And now, in another of its manifestations or epiphanies, the Internet threw in my way an incredible document, which drew me closer to Leroux than either of the novels I had read. This was a YouTube film clip of his funeral in 1989, broadcast in Afrikaans on South African television. That I understood not a word of the broadcast did not matter. His death was TV news. The man meant a lot to South Africans. The images spoke for themselves: his study, lined with books; the covers of his novels, many translated into foreign languages; a page of manuscript in his handwriting, greatly worked over. Then, the funeral: his grieving family arriving at the church; other famous South African writers coming to pay their respects; black workers arriving in a segregated mass, one woman still wearing the gray-and-white uniform of domestic service. To my astonishment, the camera left the church and followed the coffin as it arrived at Leroux’s bleak ancestral homestead. Pallbearers carried the plain wooden box up a hill, where, their graves covered in shiny black granite, his parents already lay. The camera followed as the coffin was lowered into the grave and his family and friends threw in flowers. I was shocked to find myself, a stranger—a stranger who didn’t even like his writing—at the man’s graveside. The intimacy was terrifying and carried responsibility. Never again could I mention Etienne Leroux without feeling that I had been at his funeral and that I had a special relationship with him. If the quality of a work of art is measured by the quality of the experience we have encountering it, Leroux’s work was not worth much to me. I would never go back to it, I would never recommend it, whereas I have looked at that film clip more than once on the edge of tears.

Merely the fact that I checked out Leroux’s novels has changed their fate. Since almost all formulas for deciding whether to keep or discard books in a library depend on how often a book is taken out and when it was last removed from the stacks, my interest alone will give these volumes another five years or so of life in the valuable real estate of a Manhattan lending library. Leroux deserves at least that. I am not the one to rescue him from obscurity, however, and neither is Charles Larson, who had been so enthusiastic about him once. Does some future literary critic exist who can resurrect these books? Or will they sink back into the abyss of unread literature? After all, it has been only forty-four years since they appeared. When you think of Lucretius waiting for fifteen hundred years to be rediscovered, that does not seem long at all. On the other hand, some books have an impact at the moment of their publication and for their immediate audience that they can never have again. I suspect that is the case here. Politically, South Africa has moved on, and so has literary fiction. The shock of the new becomes the schlock of the familiar. But in a larger sense, so what? In his time, in his homeland, Leroux was revered and beloved. What difference does it make to him now, next to his parents, under black granite on a windswept hill, whether he is immortal?

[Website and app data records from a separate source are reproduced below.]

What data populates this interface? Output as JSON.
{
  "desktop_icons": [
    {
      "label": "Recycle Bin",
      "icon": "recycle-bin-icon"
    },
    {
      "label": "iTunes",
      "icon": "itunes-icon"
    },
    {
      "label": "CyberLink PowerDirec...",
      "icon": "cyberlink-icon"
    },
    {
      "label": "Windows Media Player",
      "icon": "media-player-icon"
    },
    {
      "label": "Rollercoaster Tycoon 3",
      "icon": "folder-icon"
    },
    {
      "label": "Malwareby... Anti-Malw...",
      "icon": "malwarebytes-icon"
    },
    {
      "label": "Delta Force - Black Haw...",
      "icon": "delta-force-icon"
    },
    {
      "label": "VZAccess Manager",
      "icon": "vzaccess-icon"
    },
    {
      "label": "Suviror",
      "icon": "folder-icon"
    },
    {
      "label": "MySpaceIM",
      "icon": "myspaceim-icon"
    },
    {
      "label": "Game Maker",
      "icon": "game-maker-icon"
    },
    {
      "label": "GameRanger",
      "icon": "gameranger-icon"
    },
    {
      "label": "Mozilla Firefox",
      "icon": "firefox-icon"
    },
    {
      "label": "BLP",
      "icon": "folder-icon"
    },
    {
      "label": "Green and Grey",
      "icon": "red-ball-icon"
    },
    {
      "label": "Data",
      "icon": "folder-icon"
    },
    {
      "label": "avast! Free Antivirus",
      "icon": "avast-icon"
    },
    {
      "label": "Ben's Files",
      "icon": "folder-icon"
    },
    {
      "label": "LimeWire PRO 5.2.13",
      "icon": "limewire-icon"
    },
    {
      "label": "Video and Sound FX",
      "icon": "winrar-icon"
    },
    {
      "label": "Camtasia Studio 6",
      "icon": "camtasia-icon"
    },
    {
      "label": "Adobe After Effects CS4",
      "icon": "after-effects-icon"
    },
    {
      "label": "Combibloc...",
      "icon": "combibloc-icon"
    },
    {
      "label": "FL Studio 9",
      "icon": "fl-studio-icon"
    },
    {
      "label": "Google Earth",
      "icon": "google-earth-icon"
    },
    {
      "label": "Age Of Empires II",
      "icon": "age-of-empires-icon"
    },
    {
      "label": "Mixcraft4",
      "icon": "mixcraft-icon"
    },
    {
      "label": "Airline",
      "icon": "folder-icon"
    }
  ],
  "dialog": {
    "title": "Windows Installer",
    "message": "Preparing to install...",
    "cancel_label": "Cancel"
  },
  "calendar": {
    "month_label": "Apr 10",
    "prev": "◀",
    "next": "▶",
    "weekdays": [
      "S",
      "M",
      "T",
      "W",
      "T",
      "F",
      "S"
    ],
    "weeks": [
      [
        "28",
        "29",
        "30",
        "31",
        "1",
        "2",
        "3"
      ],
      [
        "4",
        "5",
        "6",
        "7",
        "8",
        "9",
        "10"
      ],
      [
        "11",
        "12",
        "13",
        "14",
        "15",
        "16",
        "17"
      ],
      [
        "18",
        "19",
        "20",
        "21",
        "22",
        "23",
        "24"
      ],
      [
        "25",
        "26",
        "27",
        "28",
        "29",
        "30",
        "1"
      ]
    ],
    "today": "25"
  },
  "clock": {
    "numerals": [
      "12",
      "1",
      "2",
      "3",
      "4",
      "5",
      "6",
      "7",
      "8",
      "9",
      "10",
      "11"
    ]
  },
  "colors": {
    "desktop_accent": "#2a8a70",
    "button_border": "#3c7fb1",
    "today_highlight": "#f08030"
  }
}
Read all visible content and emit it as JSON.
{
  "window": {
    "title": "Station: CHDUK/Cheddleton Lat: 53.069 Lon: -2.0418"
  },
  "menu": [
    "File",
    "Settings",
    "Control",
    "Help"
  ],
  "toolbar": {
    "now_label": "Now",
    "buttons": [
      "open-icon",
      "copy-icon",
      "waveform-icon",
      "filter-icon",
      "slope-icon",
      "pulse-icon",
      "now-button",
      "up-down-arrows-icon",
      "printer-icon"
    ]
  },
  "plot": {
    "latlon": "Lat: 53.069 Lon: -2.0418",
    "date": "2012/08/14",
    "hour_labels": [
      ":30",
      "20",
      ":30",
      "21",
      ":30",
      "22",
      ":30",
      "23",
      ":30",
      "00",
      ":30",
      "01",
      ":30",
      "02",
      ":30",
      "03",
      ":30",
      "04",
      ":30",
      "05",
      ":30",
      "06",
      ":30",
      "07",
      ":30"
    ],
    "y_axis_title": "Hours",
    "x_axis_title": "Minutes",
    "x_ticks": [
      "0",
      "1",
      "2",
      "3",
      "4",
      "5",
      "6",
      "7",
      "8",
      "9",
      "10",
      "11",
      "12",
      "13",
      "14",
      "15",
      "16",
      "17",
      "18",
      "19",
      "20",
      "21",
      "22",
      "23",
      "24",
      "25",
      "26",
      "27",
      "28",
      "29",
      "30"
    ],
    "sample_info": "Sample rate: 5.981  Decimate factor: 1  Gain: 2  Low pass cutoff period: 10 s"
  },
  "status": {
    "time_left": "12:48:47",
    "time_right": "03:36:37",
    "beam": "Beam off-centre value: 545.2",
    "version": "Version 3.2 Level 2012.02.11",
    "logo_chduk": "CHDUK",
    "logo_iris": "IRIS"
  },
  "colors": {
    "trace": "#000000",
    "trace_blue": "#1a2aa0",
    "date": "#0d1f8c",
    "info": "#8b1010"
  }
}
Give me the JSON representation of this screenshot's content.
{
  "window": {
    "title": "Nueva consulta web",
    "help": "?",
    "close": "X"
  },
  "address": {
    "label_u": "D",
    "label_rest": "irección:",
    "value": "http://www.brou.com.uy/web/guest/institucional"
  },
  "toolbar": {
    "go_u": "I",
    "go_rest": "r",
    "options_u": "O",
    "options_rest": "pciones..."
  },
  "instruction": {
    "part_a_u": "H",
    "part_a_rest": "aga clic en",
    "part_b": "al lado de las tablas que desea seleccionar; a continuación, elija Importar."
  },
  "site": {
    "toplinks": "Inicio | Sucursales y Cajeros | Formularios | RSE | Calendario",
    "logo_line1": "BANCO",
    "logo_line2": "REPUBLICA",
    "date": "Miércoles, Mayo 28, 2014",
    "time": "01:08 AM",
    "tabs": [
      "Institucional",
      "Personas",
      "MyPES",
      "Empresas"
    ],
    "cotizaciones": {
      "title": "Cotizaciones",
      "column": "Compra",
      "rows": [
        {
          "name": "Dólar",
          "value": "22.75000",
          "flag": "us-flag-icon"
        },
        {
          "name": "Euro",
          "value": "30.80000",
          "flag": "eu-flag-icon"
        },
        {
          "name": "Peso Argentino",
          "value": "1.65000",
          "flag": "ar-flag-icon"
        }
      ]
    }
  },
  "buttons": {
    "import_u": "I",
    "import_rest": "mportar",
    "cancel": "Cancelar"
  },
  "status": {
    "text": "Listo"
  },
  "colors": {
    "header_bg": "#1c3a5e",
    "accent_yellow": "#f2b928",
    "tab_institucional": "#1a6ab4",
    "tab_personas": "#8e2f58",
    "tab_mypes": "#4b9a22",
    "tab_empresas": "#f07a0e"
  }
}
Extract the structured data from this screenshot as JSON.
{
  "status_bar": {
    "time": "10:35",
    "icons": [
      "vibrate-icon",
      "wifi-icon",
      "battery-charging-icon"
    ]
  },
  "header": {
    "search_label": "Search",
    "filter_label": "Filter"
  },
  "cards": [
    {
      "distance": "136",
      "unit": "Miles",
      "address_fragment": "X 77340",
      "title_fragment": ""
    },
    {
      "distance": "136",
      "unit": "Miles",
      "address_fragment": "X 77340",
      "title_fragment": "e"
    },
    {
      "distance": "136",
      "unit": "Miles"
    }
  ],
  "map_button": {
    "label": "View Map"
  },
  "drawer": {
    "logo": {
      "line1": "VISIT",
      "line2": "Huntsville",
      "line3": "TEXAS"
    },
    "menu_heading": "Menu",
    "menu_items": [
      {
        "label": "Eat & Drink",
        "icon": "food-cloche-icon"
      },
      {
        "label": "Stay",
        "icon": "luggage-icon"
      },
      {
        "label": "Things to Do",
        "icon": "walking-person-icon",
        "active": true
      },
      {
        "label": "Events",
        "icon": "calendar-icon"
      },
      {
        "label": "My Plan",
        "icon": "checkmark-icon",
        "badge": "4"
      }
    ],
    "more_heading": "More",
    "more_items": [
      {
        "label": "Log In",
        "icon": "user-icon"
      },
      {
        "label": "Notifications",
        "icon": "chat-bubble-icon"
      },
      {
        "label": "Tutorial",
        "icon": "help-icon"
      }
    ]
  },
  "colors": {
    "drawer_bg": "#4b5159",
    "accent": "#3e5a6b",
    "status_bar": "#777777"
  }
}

The Shelf: From LEQ to LES: Adventures in Extreme Reading
by by Phyllis Rose